Hybrid RBAC/ABAC approaches are also possible. For example, Janki et al. describe a hybrid approach using a LoopBack proxy server between the client application and the FHIR resource server (HAPI FHIR) that enforces resource-level security labels at the proxy.23

1Best practice is to assign roles based on the principle of least privilege to accomplish well-defined business functions.
2OpenID Connect (OIDC) is the term for an OpenID authentication (AuthN) layer on OAuth 2.0; therefore, “SMART on FHIR” could also be considered OpenID Connect with FHIR resources.
5The most common alg for JWTs are HS256 (HMAC with SHA-256) and RS256 (RSA PKCS#1 signature with SHA-256, with a minimum recommended key size of 2048 bits); the former requires a shared secret (usually base64 encoded), while the latter is an asymmetric public/private key.
6While the shared secret (HMAC) or public key (RSA) are required to verify the signature, anyone can read the header and payload content of a JWT. For use cases where the payload must be kept private, see JSON Web Encryption (JWE).
7The scope claim is used by convention, and is not one of the seven registered claims (
9Try for yourself at
10SMART on FHIR is a major building block in the emerging ecosystem for clinical workflow integration. Third-party implementation guides for Clinical Decision Support (CDS) hooks and FHIRcast build upon SMART on FHIR to allow real-time in-EHR messaging and synchronization across applications within a clinician workflow.
14The authors are unaware of a method for querying FHIR servers with CQL directly. FHIR search does not support Clinical Quality Language (CQL) queries; however, there is a reference implementation that uses CQL (and FHIRPath, basically XML XPath for FHIR) on FHIR bundles (
15Protections are often used on medications prescribed for HIV, mental health and substance use disorders, because the medication implies a specific (potentially stigmatizing) condition. For example, from an unprotected medication record of Zubsolv, one could imply that the patient is in a drug treatment program for opioid addiction.
16XACML editors from WSO2 and Axiomatics are proprietary. The open source UMU XACML Editor has not been updated since 2013 (
17ABAC vendor Axiomatics donated ALFA, originally a proprietary language, to the OASIS XACML Technical Committee in 2014. Unfortunately, while the ALFA standard is technically “open,” implementations to author and transpile ALFA have restrictive licenses imposed by Axiomatics. For example, the Eclipse plugin for ALFA is restricted to non-commercial use (
18In 2017, the US Substance Abuse and Mental Health Services Administration (SAMHSA) developed the open-source Consent2Share ( patient consenting application using ONC Data Segmentation for Privacy (DS4P) guidelines. The documentation for a piece of middleware (, which connects the Policy Enforcement Point (PEP) and Policy Decision Point (PDP), says, “As an alternative, this API can also be configured to retrieve XACML policies from a FHIR server.” The Consent2Share application was last updated in September 2018 and does not appear to be actively maintained. Our presumption is that Consent2Share is restricted to resource-level policies. In any case, the implementation details of how the application handles FHIR resource-level access control could be instructive when architecting an ABAC solution for FHIR.
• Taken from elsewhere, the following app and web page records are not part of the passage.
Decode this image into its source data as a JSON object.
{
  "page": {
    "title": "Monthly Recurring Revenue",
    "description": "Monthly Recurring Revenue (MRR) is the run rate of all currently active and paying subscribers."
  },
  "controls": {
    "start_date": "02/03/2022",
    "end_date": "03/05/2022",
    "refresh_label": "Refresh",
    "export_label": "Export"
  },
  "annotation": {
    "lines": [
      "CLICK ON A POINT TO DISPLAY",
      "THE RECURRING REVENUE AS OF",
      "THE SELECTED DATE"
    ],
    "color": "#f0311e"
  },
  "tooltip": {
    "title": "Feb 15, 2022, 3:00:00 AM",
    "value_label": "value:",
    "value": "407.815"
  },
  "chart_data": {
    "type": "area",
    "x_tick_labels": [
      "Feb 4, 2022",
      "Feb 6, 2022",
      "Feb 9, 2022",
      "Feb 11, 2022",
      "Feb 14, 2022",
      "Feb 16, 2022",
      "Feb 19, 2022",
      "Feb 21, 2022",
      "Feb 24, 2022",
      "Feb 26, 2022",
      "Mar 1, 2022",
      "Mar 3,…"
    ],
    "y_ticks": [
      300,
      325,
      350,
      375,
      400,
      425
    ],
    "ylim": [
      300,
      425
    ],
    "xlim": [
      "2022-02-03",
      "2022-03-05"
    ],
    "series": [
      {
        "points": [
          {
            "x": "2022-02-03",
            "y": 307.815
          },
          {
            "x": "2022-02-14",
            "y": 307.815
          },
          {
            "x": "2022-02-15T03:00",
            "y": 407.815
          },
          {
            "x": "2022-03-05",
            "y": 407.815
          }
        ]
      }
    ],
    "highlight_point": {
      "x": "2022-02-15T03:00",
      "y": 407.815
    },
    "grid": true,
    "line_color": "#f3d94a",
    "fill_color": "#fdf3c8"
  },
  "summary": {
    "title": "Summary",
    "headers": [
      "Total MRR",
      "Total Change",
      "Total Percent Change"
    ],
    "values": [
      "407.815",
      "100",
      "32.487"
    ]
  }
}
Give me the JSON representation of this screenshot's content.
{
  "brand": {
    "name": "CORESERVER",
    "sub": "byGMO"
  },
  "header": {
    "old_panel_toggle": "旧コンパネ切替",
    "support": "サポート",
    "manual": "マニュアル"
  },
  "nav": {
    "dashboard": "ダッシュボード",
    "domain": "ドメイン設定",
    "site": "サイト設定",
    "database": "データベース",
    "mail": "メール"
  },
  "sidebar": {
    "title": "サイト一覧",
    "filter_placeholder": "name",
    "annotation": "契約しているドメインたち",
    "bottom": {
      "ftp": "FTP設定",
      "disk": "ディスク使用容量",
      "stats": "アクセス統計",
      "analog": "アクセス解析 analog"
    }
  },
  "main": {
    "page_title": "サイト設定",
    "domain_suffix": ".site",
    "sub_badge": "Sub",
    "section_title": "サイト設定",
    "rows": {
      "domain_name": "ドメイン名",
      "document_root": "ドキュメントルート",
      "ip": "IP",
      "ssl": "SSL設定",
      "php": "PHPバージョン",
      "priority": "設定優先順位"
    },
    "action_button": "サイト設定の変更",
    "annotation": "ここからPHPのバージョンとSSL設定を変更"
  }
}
21Specifically, the ONC US Core Data for Interoperability (USCDI) and ONC Common Clinical Data Set (CCDS).
22A non-peer reviewed master’s thesis published in 2015, Ruiz’s “FHIR: Cell-Level Security and Real Time Access with Accumulo” predates this work (
23“Authorization solution for full stack FHIR HAPI access.” 2017. DOI:10.1109/nc.2017.8263266